Sometimes the only way through darkness is to return to where it began.
Marianne Stokes fled England at seventeen, spiraling into the manic depression that would become her shadow. She left behind secrets, memories, and tragedy: one teen dead, and her first love, Gabriel, badly injured. Three decades later she’s finally found peace in the North Carolina recording studio she runs with her husband, Darius, and her almost-daughter, Jade…until another fatality propels her back across the ocean to confront the long-buried past.
In her picturesque childhood village, the first person she meets is the last person she wants to see again: Gabriel. Now the village vicar, he takes her in without question, and ripples of what if reverberate through both their hearts. As Marianne’s mind unravels, Jade and Darius track her down. Tempers clash when everyone tries to help, but only by finding the courage to face her illness can Marianne heal herself and her offbeat family.
I know I shouldn’t call a book about someone trying to deal with their bipolar illness a fun read, but that’s exactly what I thought about Echoes of Family. It’s about real life, real people, some of them are a touch quirky but there’s something of each of us in these fictional and that’s what made it fun.
I felt like I was looking over their shoulders and my heart went out to the main character, Marianne. She’s been an outcast and suffering with mental illness and when she returns home everything seems to come to the boiling point for her and the people she left behind on both sides of the ocean.
Mental illness is a tough issue to tackle in fiction but I think the author did a wonderful job with it. This was in no way a depressing book but one where you cheer on the characters and hope that everything will eventually be okay for them.
I love that it centered around Marianne’s family and her adopted daughter Jade. It was their story, also the story of her and her husband, and of Gabriel, the man from her past. One of my favorite lines from the book was guilt should have an expiration date which for me summed up the theme of the story.

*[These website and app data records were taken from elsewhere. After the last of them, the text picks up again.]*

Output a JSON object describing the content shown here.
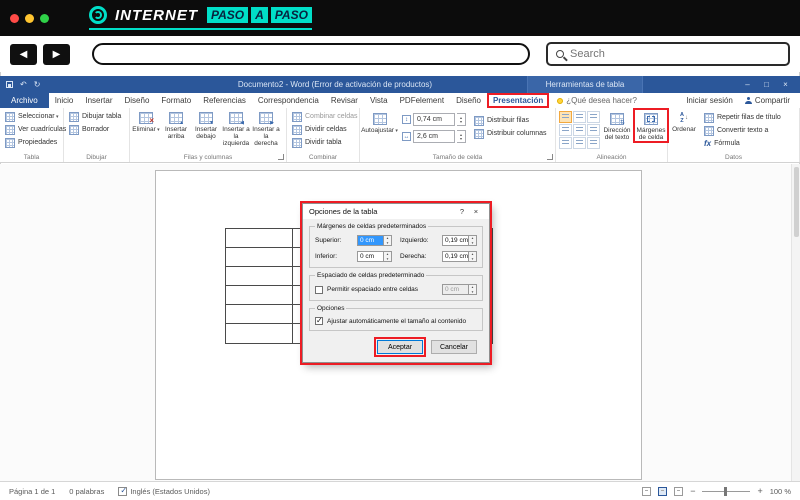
{
  "site_header": {
    "brand_internet": "INTERNET",
    "brand_paso1": "PASO",
    "brand_a": "A",
    "brand_paso2": "PASO"
  },
  "browser": {
    "search_placeholder": "Search"
  },
  "icons": {
    "back": "◀",
    "forward": "▶",
    "undo": "↶",
    "redo": "↻",
    "minimize": "–",
    "maximize": "□",
    "close": "×",
    "dialog_help": "?",
    "dialog_close": "×",
    "sort_a": "A",
    "sort_z": "Z",
    "sort_arrow": "↓",
    "formula": "fx",
    "zoom_out": "−",
    "zoom_in": "+"
  },
  "colors": {
    "word_blue": "#2b579a",
    "annotation_red": "#ed1c24",
    "brand_teal": "#00dfc8",
    "selection_blue": "#3297fd"
  },
  "word": {
    "titlebar": {
      "title": "Documento2 - Word (Error de activación de productos)",
      "context_header": "Herramientas de tabla",
      "help_tab": "¿Qué desea hacer?",
      "sign_in": "Iniciar sesión",
      "share": "Compartir"
    },
    "tabs": [
      "Archivo",
      "Inicio",
      "Insertar",
      "Diseño",
      "Formato",
      "Referencias",
      "Correspondencia",
      "Revisar",
      "Vista",
      "PDFelement",
      "Diseño",
      "Presentación"
    ],
    "ribbon": {
      "tabla": {
        "label": "Tabla",
        "items": [
          "Seleccionar",
          "Ver cuadrículas",
          "Propiedades"
        ]
      },
      "dibujar": {
        "label": "Dibujar",
        "items": [
          "Dibujar tabla",
          "Borrador"
        ]
      },
      "filas": {
        "label": "Filas y columnas",
        "items": [
          "Eliminar",
          "Insertar arriba",
          "Insertar debajo",
          "Insertar a la izquierda",
          "Insertar a la derecha"
        ]
      },
      "combinar": {
        "label": "Combinar",
        "items": [
          "Combinar celdas",
          "Dividir celdas",
          "Dividir tabla"
        ]
      },
      "tamano": {
        "label": "Tamaño de celda",
        "autofit": "Autoajustar",
        "height_value": "0,74 cm",
        "width_value": "2,6 cm",
        "items": [
          "Distribuir filas",
          "Distribuir columnas"
        ]
      },
      "alineacion": {
        "label": "Alineación",
        "items": [
          "Dirección del texto",
          "Márgenes de celda"
        ]
      },
      "datos": {
        "label": "Datos",
        "sort": "Ordenar",
        "items": [
          "Repetir filas de título",
          "Convertir texto a",
          "Fórmula"
        ]
      }
    },
    "dialog": {
      "title": "Opciones de la tabla",
      "margins_section": "Márgenes de celdas predeterminados",
      "fields": [
        {
          "label": "Superior:",
          "value": "0 cm"
        },
        {
          "label": "Izquierdo:",
          "value": "0,19 cm"
        },
        {
          "label": "Inferior:",
          "value": "0 cm"
        },
        {
          "label": "Derecha:",
          "value": "0,19 cm"
        }
      ],
      "spacing_section": "Espaciado de celdas predeterminado",
      "spacing_checkbox": "Permitir espaciado entre celdas",
      "spacing_value": "0 cm",
      "options_section": "Opciones",
      "autofit_checkbox": "Ajustar automáticamente el tamaño al contenido",
      "ok": "Aceptar",
      "cancel": "Cancelar"
    },
    "status": {
      "page": "Página 1 de 1",
      "words": "0 palabras",
      "language": "Inglés (Estados Unidos)",
      "zoom": "100 %"
    }
  }
}
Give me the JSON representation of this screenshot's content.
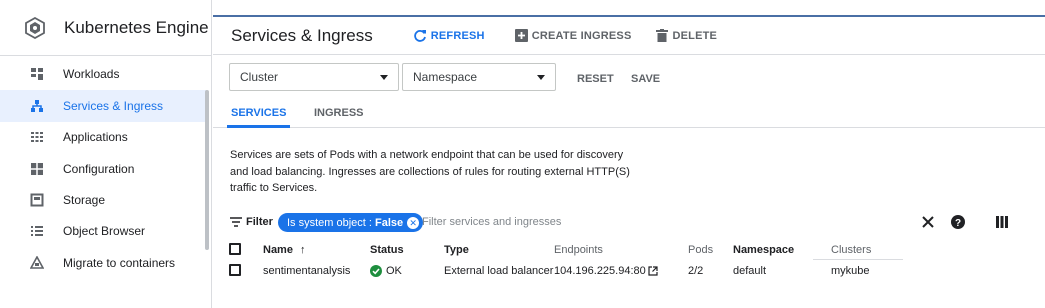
{
  "sidebar": {
    "title": "Kubernetes Engine",
    "items": [
      {
        "label": "Workloads",
        "icon": "workloads-icon"
      },
      {
        "label": "Services & Ingress",
        "icon": "services-icon",
        "active": true
      },
      {
        "label": "Applications",
        "icon": "applications-icon"
      },
      {
        "label": "Configuration",
        "icon": "configuration-icon"
      },
      {
        "label": "Storage",
        "icon": "storage-icon"
      },
      {
        "label": "Object Browser",
        "icon": "object-browser-icon"
      },
      {
        "label": "Migrate to containers",
        "icon": "migrate-icon"
      }
    ]
  },
  "header": {
    "title": "Services & Ingress",
    "refresh_label": "REFRESH",
    "create_label": "CREATE INGRESS",
    "delete_label": "DELETE"
  },
  "filters": {
    "cluster_value": "Cluster",
    "namespace_value": "Namespace",
    "reset_label": "RESET",
    "save_label": "SAVE"
  },
  "tabs": [
    {
      "label": "SERVICES",
      "active": true
    },
    {
      "label": "INGRESS"
    }
  ],
  "description": "Services are sets of Pods with a network endpoint that can be used for discovery and load balancing. Ingresses are collections of rules for routing external HTTP(S) traffic to Services.",
  "filterbar": {
    "label": "Filter",
    "chip_prefix": "Is system object :",
    "chip_value": "False",
    "placeholder": "Filter services and ingresses"
  },
  "table": {
    "columns": {
      "name": "Name",
      "status": "Status",
      "type": "Type",
      "endpoints": "Endpoints",
      "pods": "Pods",
      "namespace": "Namespace",
      "clusters": "Clusters"
    },
    "sort_arrow": "↑",
    "rows": [
      {
        "name": "sentimentanalysis",
        "status": "OK",
        "type": "External load balancer",
        "endpoints": "104.196.225.94:80",
        "pods": "2/2",
        "namespace": "default",
        "clusters": "mykube"
      }
    ]
  },
  "colors": {
    "accent": "#1a73e8",
    "ok_green": "#1e8e3e",
    "active_bg": "#e8f0fe"
  }
}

If you like family dramas with well round characters I’d say put this one on your fall reading list.